* TASK MATERIAL:
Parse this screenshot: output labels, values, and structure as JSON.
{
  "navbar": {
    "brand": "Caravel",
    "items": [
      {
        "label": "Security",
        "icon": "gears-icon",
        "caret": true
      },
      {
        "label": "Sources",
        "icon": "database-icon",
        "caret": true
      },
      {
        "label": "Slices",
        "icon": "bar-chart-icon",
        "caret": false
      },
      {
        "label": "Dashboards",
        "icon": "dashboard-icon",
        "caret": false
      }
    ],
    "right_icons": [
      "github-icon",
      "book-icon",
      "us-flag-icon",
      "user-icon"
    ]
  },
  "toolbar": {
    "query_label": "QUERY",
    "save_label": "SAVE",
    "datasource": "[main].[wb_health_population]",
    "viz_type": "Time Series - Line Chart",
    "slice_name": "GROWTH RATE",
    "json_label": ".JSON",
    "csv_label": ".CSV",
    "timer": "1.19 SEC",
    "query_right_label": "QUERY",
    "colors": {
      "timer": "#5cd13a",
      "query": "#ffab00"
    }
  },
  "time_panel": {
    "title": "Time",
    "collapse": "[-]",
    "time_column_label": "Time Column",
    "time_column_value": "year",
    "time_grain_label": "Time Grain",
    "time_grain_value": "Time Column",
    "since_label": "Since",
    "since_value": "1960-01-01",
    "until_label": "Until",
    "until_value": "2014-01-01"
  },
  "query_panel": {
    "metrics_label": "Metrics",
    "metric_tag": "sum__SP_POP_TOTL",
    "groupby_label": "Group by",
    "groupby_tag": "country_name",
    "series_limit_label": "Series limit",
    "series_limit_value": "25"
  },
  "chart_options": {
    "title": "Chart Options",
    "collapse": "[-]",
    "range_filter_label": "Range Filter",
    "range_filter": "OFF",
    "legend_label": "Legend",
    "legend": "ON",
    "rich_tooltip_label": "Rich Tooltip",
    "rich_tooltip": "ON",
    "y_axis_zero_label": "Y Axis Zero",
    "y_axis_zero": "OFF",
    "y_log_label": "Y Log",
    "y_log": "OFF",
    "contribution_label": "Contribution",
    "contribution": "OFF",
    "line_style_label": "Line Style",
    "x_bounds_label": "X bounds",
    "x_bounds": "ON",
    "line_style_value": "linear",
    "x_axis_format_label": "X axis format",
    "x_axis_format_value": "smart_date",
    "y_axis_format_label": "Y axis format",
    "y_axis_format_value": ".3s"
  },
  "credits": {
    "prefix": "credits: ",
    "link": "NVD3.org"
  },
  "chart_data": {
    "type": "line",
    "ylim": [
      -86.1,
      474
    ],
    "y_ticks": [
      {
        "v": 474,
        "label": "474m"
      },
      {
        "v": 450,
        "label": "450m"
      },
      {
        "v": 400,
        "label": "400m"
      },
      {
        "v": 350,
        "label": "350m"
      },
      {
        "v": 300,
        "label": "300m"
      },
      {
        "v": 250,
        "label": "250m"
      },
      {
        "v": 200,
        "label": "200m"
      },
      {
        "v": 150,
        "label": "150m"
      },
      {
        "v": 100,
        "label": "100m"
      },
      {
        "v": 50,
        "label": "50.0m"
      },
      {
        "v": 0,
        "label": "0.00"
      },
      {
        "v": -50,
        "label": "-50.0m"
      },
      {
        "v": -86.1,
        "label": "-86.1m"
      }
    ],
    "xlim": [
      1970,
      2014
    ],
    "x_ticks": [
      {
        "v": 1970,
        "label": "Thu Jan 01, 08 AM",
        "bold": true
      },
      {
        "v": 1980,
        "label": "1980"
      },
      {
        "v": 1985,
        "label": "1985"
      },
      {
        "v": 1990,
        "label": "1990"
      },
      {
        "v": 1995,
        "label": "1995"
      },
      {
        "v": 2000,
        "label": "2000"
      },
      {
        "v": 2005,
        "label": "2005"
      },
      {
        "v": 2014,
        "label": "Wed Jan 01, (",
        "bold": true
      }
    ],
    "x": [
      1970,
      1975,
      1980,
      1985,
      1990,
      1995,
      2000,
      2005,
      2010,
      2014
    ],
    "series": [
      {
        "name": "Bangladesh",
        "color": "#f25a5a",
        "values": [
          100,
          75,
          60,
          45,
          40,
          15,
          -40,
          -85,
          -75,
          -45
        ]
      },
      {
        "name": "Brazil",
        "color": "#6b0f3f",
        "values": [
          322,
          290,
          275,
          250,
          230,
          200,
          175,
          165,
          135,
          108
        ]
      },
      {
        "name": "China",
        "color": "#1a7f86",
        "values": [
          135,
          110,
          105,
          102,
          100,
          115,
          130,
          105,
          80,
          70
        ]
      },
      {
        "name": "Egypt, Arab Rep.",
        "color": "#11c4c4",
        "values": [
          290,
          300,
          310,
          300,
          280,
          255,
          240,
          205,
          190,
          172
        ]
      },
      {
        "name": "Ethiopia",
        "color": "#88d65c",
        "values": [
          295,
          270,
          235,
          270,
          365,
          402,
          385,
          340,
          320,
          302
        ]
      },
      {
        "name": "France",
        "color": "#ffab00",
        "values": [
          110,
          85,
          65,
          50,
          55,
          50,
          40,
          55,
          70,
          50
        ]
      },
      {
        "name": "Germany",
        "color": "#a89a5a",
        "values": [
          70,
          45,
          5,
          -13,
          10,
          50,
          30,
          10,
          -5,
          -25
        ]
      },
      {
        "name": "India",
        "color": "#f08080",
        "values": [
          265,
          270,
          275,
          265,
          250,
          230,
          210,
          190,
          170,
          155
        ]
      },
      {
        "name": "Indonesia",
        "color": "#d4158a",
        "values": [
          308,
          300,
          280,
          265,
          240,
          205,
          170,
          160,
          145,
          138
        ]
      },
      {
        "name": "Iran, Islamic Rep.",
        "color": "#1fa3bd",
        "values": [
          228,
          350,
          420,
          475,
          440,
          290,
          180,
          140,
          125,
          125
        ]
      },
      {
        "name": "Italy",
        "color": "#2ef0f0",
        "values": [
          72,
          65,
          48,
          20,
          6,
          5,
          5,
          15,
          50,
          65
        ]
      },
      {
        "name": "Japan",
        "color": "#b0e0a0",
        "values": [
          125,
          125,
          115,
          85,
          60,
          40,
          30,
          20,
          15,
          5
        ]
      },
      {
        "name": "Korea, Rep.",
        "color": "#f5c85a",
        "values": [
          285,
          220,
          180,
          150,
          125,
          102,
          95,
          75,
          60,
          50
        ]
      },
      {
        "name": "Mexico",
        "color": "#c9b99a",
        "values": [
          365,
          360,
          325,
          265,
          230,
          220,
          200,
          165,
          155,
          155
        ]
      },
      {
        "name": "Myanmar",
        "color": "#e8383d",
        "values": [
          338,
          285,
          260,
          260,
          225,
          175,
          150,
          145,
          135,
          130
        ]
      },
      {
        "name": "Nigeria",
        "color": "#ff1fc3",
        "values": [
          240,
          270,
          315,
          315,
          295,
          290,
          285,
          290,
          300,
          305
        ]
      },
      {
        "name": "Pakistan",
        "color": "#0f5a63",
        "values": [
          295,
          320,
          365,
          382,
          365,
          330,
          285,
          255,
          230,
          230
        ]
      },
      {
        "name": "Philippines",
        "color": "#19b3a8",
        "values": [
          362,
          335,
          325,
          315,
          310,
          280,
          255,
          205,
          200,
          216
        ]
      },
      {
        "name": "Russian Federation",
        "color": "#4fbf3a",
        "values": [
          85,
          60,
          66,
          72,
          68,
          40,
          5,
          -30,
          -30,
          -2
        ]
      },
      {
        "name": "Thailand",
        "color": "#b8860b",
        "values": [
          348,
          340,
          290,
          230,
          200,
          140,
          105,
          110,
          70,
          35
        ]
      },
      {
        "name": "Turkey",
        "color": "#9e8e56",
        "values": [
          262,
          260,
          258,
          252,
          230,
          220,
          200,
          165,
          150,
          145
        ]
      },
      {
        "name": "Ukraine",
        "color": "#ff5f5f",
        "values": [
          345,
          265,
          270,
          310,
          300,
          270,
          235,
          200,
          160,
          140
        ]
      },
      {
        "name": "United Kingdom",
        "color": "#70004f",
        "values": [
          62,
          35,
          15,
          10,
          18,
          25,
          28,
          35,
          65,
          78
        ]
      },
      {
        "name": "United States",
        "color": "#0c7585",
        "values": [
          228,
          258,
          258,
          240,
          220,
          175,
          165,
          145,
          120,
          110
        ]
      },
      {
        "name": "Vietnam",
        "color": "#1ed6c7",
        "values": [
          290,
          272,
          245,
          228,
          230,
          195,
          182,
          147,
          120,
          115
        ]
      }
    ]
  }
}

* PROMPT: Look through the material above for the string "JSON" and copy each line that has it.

* SOLUTION BELOW:
Parse this screenshot: output labels, values, and structure as JSON.
    "json_label": ".JSON",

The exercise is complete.